§ **WORK TO BE COMPLETED**
Here are the records. Print them all exactly.

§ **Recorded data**

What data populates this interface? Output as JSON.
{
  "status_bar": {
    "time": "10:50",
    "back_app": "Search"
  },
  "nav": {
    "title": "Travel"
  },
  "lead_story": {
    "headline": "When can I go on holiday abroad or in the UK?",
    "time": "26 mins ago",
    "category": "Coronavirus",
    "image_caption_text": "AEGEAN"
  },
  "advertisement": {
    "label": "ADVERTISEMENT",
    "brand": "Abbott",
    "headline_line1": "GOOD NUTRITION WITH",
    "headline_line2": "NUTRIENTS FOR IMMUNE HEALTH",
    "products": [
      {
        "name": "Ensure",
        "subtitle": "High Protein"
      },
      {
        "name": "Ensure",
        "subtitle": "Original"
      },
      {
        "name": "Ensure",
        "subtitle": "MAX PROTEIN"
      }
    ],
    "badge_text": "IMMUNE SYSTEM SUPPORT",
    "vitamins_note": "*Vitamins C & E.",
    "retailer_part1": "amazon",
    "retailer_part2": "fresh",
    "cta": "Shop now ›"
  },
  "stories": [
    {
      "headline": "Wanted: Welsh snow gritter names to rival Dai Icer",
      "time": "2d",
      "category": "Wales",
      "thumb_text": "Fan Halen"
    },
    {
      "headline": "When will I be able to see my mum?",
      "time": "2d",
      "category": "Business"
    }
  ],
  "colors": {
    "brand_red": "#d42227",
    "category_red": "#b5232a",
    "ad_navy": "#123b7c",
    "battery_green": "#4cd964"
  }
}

§ **ANSWER SPACE**
What data populates this interface? Output as JSON.
{
  "status_bar": {
    "time": "10:50",
    "back_app": "Search"
  },
  "nav": {
    "title": "Travel"
  },
  "lead_story": {
    "headline": "When can I go on holiday abroad or in the UK?",
    "time": "26 mins ago",
    "category": "Coronavirus",
    "image_caption_text": "AEGEAN"
  },
  "advertisement": {
    "label": "ADVERTISEMENT",
    "brand": "Abbott",
    "headline_line1": "GOOD NUTRITION WITH",
    "headline_line2": "NUTRIENTS FOR IMMUNE HEALTH",
    "products": [
      {
        "name": "Ensure",
        "subtitle": "High Protein"
      },
      {
        "name": "Ensure",
        "subtitle": "Original"
      },
      {
        "name": "Ensure",
        "subtitle": "MAX PROTEIN"
      }
    ],
    "badge_text": "IMMUNE SYSTEM SUPPORT",
    "vitamins_note": "*Vitamins C & E.",
    "retailer_part1": "amazon",
    "retailer_part2": "fresh",
    "cta": "Shop now ›"
  },
  "stories": [
    {
      "headline": "Wanted: Welsh snow gritter names to rival Dai Icer",
      "time": "2d",
      "category": "Wales",
      "thumb_text": "Fan Halen"
    },
    {
      "headline": "When will I be able to see my mum?",
      "time": "2d",
      "category": "Business"
    }
  ],
  "colors": {
    "brand_red": "#d42227",
    "category_red": "#b5232a",
    "ad_navy": "#123b7c",
    "battery_green": "#4cd964"
  }
}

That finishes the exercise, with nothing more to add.